This is one of Justin's acoustic ones, and one of only two songs I know of - he wrote the other one too - that mention the M6. I always think of it when I go under the flyover and up onto the northbound carriageway where it meets the M1 and the A14. Every time, I feel that I should stop and paint "I'm sorry" on the concrete in big letters. I like songs to have a sense of time and place. More songs should. Olympic Cyclist is set in a council flat in Brighton. Billy Bragg rewrote Route 66 as A13 - Trunk Road To The Sea because it's where he knew when he was growing up. Too many songs could have been written anywhere, at any point in the last several decades.
7. Big Black - Kerosene
Another 'Row song, and heavily associated with CJ, Thommo, Glen, Lara, Simon, Lesley, Rob, et many many al. Also, of course, another song I've kept playing at people ever since. The first time I heard this might actually have been the first time I played it out - it was a request, the week we'd bought the album. I put the strobe on during the second chorus and then every time I played it there I stuck the strobe on during the chorus. I've not been in the habit of playing with the lighting lately because the rigs have been either too rudimentary to fiddle with or too complex to drive without being able to set patterns, but the 'Row and then later the Park Room were quite fun for a while.
A tall Yorkshireman called Tim was heard muttering along "Spread it on toast - margarine!" to the chorus, which had a very bad outcome. Pretty soon, with (IIRC) Nik and CJ a fairly complete set of lyrics was available. Thankfully we never recorded it, although in theory the threat still exists. The song also prompted the earliest interaction with Fiona that I remember. She asked on UPG about getting Atomiser on CD, and I answered. You remember what I said about songs being friends?

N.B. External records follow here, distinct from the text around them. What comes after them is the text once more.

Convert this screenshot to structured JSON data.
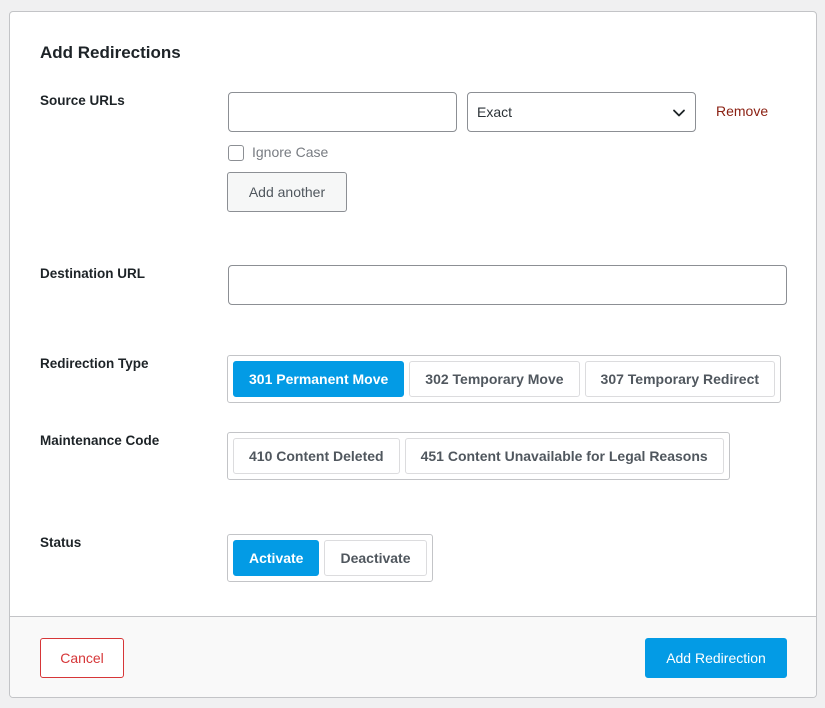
{
  "modal": {
    "title": "Add Redirections"
  },
  "source_urls": {
    "label": "Source URLs",
    "url_value": "",
    "match_type": "Exact",
    "remove_label": "Remove",
    "ignore_case_label": "Ignore Case",
    "ignore_case_checked": false,
    "add_another_label": "Add another"
  },
  "destination": {
    "label": "Destination URL",
    "value": ""
  },
  "redirection_type": {
    "label": "Redirection Type",
    "options": [
      "301 Permanent Move",
      "302 Temporary Move",
      "307 Temporary Redirect"
    ],
    "selected": "301 Permanent Move"
  },
  "maintenance_code": {
    "label": "Maintenance Code",
    "options": [
      "410 Content Deleted",
      "451 Content Unavailable for Legal Reasons"
    ]
  },
  "status": {
    "label": "Status",
    "options": [
      "Activate",
      "Deactivate"
    ],
    "selected": "Activate"
  },
  "footer": {
    "cancel_label": "Cancel",
    "submit_label": "Add Redirection"
  },
  "colors": {
    "accent": "#039be5",
    "danger": "#d63638",
    "remove_link": "#8a1f11"
  }
}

Conflating sex and arson is always going to be a dangerous move, but then Albini himself asked the world "When did people start expecting social responsibility from punk bands anyway?" This is another one with an instantly recognisable intro, and after that the Bonhamesque drum pattern piledrives the song through several false endings to an abrupt end an uncharacteristic six minutes later. It's a hammering wall of white noise with a pencilneck Yank whining about isolation, boredom, and the solutions they've found to them. As such, clearly it has universal appeal.

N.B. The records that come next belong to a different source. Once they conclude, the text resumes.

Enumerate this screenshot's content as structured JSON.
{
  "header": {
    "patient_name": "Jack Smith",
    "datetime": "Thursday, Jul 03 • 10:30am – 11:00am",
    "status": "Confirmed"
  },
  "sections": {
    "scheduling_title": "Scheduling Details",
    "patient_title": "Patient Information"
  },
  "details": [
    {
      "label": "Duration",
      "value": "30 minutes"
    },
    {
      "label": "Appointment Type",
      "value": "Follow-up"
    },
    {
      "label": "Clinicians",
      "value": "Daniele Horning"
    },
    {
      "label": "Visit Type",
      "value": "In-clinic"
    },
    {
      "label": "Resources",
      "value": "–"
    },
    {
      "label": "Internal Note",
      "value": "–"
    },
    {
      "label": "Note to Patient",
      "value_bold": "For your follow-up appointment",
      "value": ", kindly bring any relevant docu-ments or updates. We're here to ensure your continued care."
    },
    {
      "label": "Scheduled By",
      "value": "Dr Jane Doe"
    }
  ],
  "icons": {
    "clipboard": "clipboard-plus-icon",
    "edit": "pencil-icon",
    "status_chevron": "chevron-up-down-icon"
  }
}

And, errr, should they wish to participate, may I be so bold as to nominate gingiber, sabledemon, kiaransalyn, scylla and darkstones? Although if you don't mind me not being limited to five, I'd actually be interested in what nearly all of you think.